> _INSTRUCTIONS TO FOLLOW_:
Read through the entries below and copy each line where "email" turns up.
________________________
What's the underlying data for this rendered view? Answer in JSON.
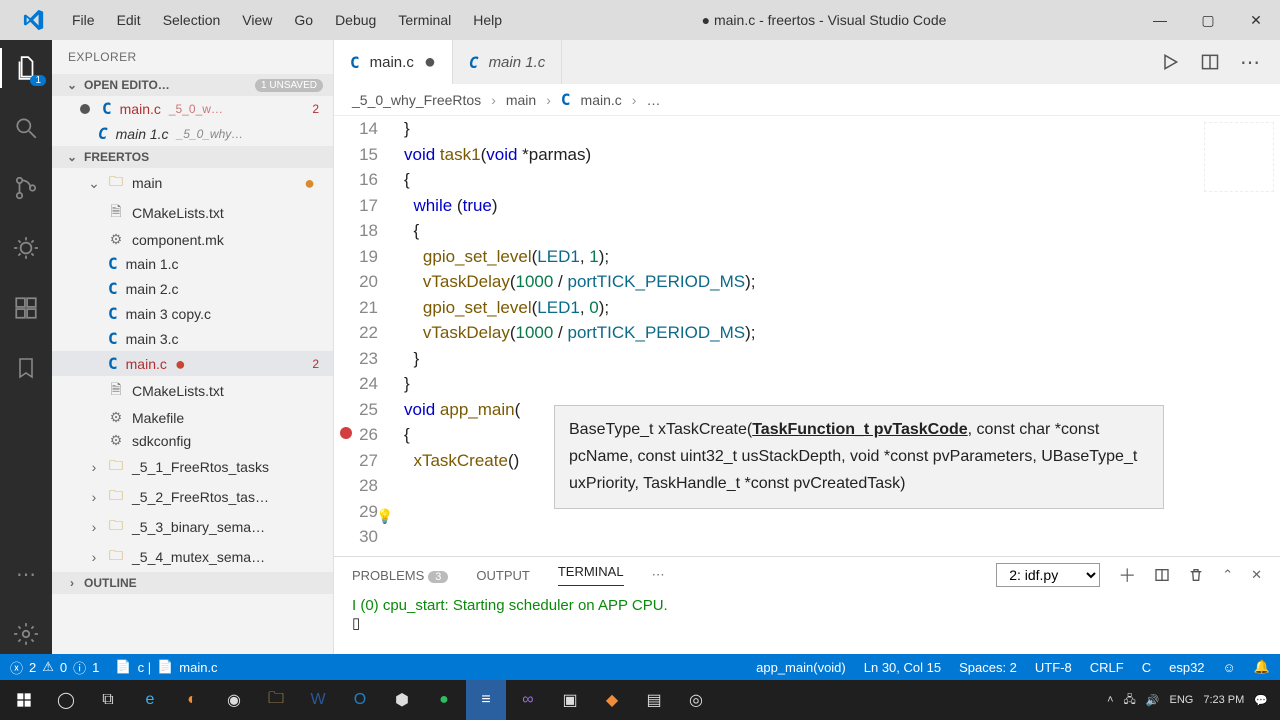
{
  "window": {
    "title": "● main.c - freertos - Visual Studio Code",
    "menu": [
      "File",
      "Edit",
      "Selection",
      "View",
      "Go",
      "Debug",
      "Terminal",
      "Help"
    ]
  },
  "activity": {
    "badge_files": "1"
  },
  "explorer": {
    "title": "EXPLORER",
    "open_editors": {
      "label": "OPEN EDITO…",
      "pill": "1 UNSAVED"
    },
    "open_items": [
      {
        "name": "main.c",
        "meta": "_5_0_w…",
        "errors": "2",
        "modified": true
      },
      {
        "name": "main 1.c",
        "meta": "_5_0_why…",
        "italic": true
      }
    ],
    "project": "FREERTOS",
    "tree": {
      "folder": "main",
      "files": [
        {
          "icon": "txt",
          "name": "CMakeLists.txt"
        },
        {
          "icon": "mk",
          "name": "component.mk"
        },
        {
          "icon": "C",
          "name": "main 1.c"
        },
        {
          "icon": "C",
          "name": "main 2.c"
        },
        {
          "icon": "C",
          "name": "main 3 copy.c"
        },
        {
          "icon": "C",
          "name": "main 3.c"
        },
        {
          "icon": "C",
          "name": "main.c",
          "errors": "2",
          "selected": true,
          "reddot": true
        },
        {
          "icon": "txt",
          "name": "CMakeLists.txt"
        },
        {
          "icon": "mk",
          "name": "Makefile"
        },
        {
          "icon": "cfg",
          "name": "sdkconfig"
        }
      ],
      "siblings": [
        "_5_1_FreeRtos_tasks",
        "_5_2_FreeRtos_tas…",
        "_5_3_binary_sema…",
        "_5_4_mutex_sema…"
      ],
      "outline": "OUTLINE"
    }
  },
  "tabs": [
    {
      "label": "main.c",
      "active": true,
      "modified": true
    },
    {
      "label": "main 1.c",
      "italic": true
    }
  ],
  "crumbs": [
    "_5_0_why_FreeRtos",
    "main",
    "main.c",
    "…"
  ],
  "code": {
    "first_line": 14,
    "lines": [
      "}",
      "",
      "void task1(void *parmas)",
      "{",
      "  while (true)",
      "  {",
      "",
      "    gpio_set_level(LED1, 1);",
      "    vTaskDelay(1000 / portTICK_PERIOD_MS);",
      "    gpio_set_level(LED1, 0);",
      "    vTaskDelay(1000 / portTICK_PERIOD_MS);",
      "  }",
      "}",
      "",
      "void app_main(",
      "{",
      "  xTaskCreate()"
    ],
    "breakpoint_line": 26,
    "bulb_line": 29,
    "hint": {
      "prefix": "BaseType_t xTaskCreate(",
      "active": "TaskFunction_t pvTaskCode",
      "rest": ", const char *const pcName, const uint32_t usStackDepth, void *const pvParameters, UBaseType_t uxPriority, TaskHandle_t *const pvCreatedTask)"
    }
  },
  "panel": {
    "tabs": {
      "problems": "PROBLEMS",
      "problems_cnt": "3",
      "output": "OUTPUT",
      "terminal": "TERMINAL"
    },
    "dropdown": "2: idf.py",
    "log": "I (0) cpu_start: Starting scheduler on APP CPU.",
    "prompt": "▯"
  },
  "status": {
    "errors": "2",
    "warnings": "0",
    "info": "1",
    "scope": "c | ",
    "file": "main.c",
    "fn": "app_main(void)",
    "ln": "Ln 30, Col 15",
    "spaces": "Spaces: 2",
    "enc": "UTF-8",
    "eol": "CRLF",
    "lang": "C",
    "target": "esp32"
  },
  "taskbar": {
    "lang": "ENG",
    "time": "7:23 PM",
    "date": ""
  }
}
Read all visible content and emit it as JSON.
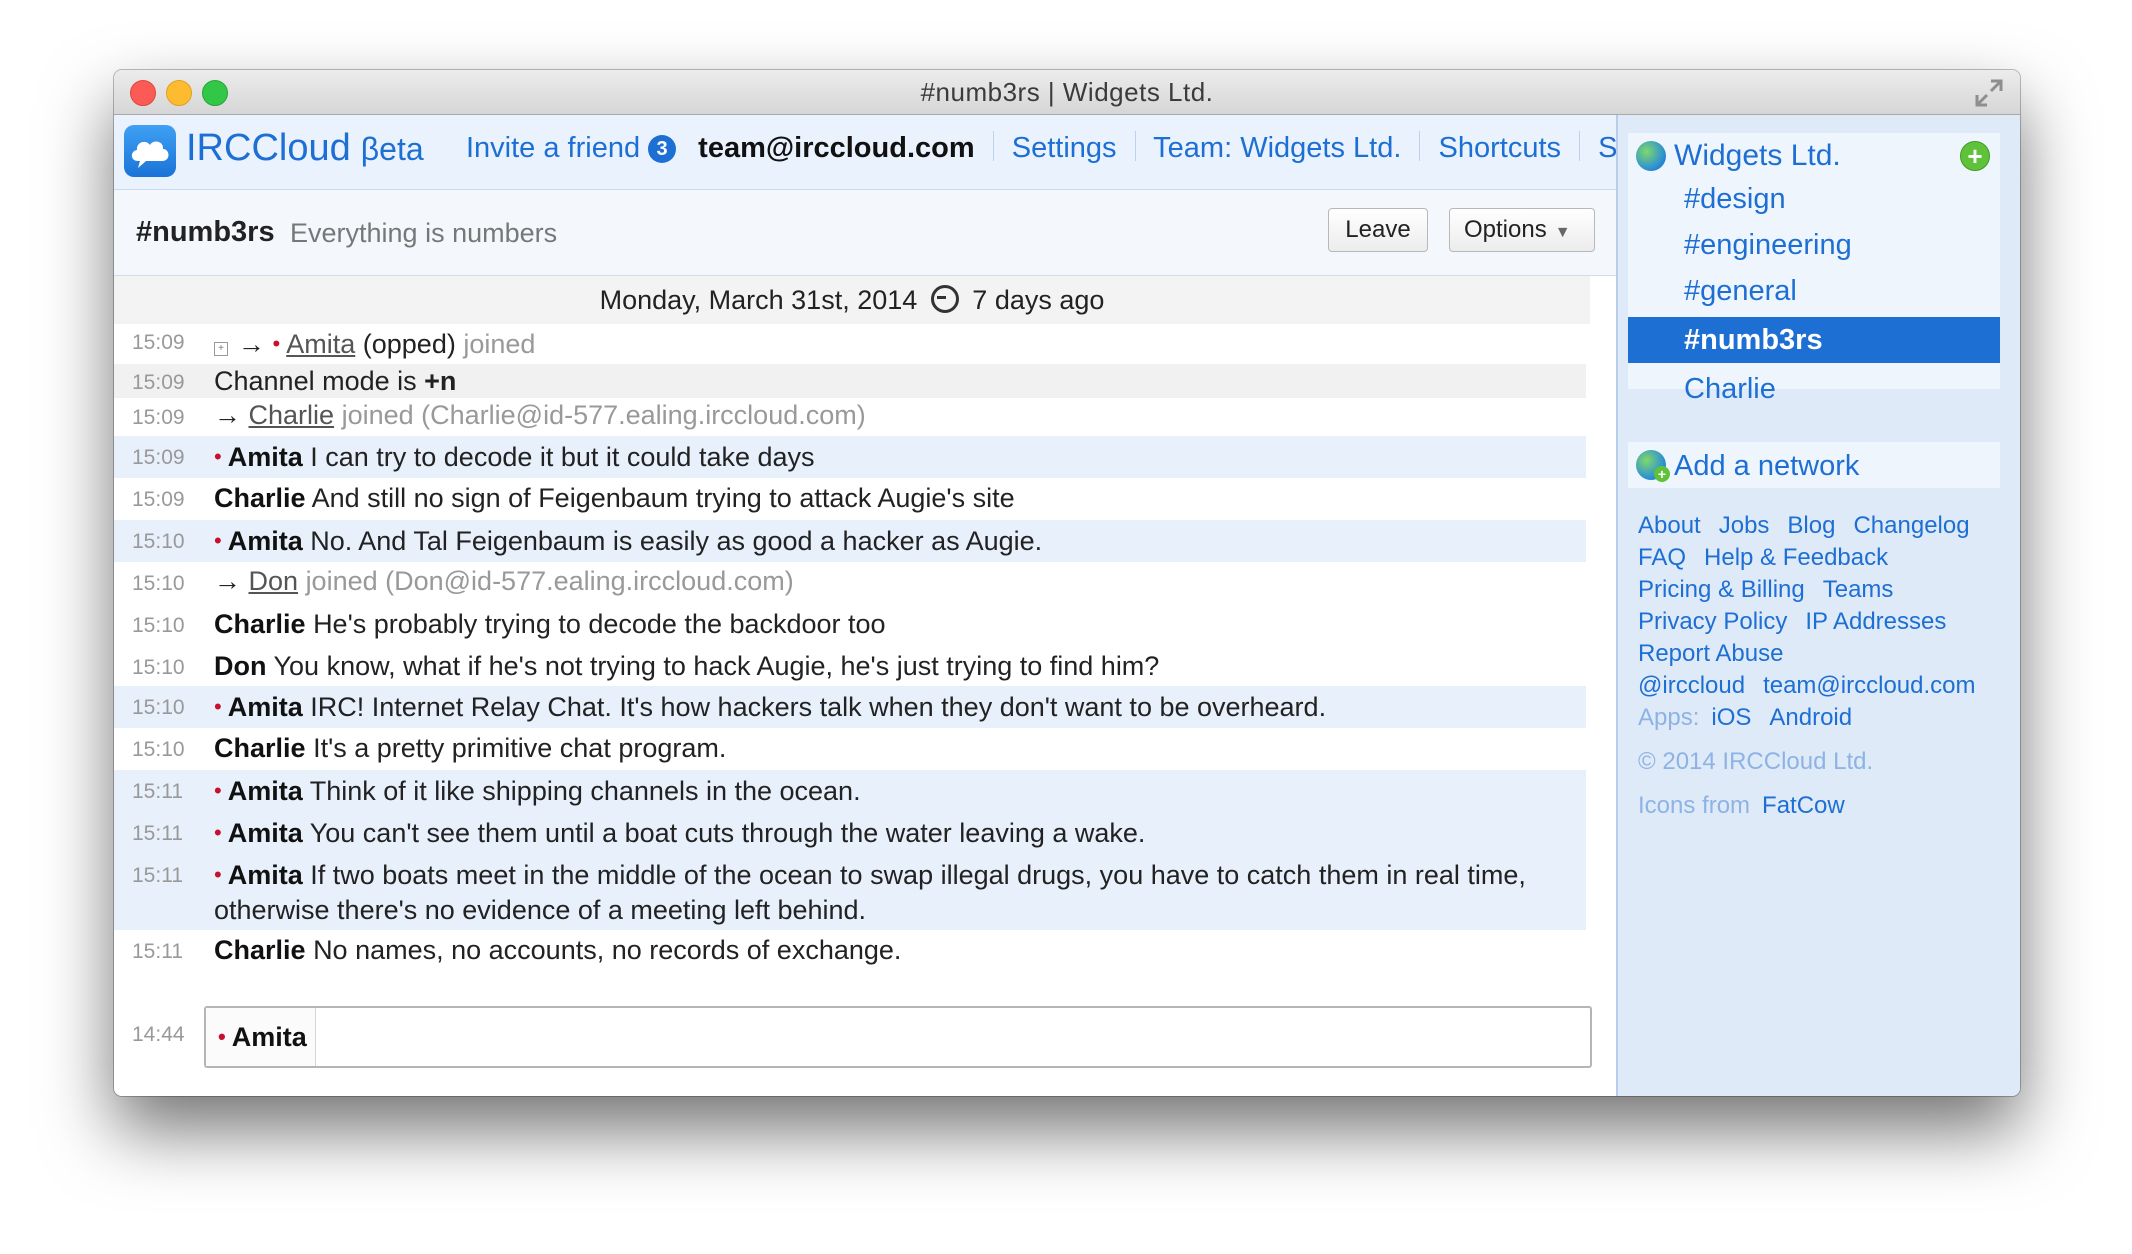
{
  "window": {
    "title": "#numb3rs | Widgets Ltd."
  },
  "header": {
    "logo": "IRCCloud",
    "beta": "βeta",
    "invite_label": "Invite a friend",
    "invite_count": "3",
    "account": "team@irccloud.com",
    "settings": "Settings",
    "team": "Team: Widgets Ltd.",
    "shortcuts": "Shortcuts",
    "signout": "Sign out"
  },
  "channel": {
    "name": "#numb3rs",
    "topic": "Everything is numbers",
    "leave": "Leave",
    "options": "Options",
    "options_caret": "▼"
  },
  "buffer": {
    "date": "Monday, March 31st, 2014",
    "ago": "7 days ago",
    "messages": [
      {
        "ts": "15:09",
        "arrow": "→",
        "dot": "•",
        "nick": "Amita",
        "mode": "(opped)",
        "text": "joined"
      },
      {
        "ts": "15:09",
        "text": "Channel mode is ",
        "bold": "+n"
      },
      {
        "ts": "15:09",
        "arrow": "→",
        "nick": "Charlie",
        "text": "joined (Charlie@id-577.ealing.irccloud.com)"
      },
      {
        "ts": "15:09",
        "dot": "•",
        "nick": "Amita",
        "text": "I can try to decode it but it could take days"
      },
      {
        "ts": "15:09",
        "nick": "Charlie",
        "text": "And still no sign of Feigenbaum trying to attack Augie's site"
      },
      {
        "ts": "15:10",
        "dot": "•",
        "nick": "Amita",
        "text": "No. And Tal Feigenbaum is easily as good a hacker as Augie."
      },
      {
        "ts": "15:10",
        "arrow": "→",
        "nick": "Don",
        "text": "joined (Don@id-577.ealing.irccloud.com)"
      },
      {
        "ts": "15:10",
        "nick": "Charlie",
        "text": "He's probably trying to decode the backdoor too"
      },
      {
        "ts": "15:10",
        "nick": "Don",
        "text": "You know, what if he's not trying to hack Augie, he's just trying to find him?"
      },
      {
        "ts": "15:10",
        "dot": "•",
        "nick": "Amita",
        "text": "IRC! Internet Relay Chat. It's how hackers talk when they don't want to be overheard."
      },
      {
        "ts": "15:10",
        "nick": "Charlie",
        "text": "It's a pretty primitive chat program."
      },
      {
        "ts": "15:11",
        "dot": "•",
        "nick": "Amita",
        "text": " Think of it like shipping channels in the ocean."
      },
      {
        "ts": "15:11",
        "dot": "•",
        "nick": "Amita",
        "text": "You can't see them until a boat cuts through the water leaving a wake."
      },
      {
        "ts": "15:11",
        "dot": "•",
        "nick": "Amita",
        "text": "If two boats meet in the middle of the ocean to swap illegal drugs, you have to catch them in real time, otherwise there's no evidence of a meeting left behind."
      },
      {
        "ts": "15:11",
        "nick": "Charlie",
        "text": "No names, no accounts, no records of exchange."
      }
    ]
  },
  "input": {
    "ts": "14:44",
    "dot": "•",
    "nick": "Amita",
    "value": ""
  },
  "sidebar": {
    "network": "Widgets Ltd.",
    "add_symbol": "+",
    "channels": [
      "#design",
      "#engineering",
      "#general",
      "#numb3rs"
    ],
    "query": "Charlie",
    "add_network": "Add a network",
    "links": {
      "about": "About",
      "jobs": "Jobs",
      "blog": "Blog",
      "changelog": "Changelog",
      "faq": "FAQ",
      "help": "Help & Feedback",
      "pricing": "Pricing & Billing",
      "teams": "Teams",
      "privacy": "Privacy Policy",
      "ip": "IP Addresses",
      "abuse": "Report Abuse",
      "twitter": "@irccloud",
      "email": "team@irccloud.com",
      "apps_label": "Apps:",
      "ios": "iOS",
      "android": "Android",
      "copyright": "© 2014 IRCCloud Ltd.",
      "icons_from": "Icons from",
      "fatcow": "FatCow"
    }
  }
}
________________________
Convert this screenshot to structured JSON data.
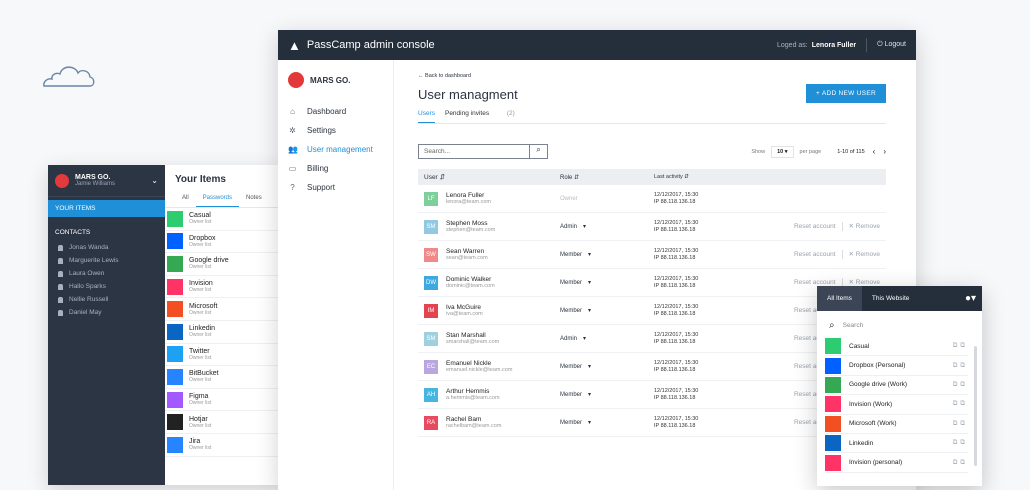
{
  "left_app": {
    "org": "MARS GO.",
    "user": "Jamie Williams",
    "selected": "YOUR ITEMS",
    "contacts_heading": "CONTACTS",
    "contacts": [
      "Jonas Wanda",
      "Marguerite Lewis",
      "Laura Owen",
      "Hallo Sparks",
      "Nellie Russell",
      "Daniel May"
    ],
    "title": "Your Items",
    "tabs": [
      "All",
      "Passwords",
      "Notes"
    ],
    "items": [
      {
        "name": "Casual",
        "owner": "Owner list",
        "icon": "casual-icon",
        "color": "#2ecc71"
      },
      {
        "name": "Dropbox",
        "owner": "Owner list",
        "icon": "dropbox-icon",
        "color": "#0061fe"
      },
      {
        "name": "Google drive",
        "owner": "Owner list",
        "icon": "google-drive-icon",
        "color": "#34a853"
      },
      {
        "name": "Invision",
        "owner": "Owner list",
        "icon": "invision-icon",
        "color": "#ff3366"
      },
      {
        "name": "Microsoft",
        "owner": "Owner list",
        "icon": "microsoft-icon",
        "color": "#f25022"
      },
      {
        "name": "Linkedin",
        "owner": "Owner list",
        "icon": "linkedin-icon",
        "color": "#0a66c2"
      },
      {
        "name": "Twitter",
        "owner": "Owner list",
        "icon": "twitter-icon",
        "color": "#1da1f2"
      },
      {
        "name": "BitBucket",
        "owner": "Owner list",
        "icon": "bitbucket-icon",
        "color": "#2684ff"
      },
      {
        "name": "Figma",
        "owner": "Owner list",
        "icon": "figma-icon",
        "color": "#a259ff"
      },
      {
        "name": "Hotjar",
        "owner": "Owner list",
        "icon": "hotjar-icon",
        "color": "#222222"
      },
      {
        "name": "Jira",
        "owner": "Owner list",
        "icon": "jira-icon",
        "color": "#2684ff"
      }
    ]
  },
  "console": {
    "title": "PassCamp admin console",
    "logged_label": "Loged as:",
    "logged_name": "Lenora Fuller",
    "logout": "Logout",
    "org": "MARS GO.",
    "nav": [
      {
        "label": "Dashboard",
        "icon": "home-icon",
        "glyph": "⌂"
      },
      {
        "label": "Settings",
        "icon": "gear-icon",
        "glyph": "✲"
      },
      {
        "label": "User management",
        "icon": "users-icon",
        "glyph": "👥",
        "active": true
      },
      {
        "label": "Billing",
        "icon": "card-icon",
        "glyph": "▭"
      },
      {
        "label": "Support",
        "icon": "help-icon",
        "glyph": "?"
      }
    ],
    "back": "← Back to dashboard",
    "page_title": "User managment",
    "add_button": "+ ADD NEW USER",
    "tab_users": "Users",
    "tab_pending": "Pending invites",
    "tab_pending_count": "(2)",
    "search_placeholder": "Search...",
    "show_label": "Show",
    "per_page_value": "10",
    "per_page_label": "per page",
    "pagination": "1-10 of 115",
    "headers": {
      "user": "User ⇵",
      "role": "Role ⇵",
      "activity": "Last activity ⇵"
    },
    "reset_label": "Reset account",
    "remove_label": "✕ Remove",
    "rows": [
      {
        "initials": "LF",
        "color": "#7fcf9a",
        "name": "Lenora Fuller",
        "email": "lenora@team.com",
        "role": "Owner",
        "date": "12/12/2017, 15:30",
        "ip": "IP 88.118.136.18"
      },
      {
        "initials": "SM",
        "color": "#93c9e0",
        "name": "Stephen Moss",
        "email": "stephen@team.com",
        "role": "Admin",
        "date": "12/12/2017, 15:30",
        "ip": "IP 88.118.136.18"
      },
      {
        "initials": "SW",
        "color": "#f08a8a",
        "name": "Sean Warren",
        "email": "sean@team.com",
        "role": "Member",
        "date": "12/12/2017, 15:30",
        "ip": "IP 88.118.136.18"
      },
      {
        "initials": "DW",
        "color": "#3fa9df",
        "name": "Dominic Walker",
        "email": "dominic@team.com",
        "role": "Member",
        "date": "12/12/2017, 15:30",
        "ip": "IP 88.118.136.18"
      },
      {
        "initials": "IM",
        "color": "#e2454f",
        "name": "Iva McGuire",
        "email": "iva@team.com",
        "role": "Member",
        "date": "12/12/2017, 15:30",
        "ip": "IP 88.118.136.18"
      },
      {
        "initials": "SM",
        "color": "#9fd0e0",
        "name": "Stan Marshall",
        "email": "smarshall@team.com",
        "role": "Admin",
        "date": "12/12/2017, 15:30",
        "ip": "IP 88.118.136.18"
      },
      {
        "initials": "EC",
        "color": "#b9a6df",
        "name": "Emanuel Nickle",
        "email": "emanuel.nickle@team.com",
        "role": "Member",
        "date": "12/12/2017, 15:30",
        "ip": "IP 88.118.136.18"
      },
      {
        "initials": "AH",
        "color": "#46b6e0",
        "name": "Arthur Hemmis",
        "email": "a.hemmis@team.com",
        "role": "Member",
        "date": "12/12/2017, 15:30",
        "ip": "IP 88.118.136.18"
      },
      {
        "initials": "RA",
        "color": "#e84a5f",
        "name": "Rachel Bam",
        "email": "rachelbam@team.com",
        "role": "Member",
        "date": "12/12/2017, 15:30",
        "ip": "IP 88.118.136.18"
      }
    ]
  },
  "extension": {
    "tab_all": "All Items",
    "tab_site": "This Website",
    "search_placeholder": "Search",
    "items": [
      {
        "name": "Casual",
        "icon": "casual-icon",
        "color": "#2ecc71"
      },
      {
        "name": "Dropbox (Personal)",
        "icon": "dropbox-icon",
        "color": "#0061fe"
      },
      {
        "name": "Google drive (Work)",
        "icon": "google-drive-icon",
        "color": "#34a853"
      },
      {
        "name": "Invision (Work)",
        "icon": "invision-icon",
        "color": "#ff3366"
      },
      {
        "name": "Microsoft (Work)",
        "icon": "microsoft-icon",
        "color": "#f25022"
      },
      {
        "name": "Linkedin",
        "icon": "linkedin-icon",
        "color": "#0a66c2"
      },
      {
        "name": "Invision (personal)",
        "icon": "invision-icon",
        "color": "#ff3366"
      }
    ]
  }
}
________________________
> _RESULT FOR THIS EXERCISE_:
      "email": "team@irccloud.com",
        "email": "lenora@team.com",
        "email": "stephen@team.com",
        "email": "sean@team.com",
        "email": "dominic@team.com",
        "email": "iva@team.com",
        "email": "smarshall@team.com",
        "email": "emanuel.nickle@team.com",
        "email": "a.hemmis@team.com",
        "email": "rachelbam@team.com",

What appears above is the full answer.